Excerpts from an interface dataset
☆ ☆ ☆ ☆

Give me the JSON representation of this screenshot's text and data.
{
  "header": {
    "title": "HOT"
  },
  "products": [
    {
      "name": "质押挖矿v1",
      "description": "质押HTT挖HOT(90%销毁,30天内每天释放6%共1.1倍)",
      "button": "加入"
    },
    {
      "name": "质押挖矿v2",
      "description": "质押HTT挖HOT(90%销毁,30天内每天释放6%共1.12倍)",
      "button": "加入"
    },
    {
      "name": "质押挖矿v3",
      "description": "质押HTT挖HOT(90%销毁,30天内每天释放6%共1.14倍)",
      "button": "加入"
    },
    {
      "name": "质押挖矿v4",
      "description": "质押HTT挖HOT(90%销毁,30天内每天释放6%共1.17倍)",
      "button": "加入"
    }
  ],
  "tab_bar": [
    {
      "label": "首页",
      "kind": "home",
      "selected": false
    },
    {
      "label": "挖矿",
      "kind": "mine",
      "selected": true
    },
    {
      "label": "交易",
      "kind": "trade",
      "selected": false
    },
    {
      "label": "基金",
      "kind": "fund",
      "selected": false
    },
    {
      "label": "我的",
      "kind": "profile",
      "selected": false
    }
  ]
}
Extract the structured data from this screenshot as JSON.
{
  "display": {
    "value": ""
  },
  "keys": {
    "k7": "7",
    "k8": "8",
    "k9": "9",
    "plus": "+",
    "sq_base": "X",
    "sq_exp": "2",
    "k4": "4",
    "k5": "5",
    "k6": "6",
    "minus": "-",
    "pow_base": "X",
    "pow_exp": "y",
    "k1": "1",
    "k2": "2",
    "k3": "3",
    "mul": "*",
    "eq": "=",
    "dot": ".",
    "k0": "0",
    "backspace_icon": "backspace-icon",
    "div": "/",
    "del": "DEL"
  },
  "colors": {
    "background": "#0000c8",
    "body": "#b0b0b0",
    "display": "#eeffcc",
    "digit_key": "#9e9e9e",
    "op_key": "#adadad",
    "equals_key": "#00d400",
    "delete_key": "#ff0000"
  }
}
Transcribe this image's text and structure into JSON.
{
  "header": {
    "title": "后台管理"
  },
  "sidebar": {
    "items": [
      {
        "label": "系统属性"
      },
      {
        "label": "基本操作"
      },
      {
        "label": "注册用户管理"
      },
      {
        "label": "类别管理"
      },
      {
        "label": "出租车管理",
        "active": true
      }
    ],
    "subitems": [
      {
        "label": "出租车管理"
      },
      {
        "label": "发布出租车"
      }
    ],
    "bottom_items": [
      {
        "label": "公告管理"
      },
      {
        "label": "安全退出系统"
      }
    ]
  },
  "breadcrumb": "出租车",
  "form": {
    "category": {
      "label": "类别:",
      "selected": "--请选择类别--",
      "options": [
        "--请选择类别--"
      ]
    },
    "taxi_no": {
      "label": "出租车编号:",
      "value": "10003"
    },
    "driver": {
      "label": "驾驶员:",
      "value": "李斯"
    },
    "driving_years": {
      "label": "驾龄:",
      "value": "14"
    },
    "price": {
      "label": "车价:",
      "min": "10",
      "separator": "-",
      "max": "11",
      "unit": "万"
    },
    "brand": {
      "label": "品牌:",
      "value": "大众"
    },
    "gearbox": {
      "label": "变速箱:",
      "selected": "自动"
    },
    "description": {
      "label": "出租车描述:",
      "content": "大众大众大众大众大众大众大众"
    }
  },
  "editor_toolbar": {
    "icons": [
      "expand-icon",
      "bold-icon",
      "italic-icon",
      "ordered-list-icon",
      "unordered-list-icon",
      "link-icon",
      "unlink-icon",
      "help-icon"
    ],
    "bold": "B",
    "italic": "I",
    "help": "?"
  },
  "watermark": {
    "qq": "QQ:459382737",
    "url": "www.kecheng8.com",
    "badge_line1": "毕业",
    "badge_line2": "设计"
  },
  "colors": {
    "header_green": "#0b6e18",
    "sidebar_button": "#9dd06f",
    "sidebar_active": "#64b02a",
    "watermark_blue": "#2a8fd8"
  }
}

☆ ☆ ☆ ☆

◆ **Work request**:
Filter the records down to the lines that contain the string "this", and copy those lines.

◆ **Answer to the exercise**:
Give me the JSON representation of this screenshot's text and data.
Extract the structured data from this screenshot as JSON.
Transcribe this image's text and structure into JSON.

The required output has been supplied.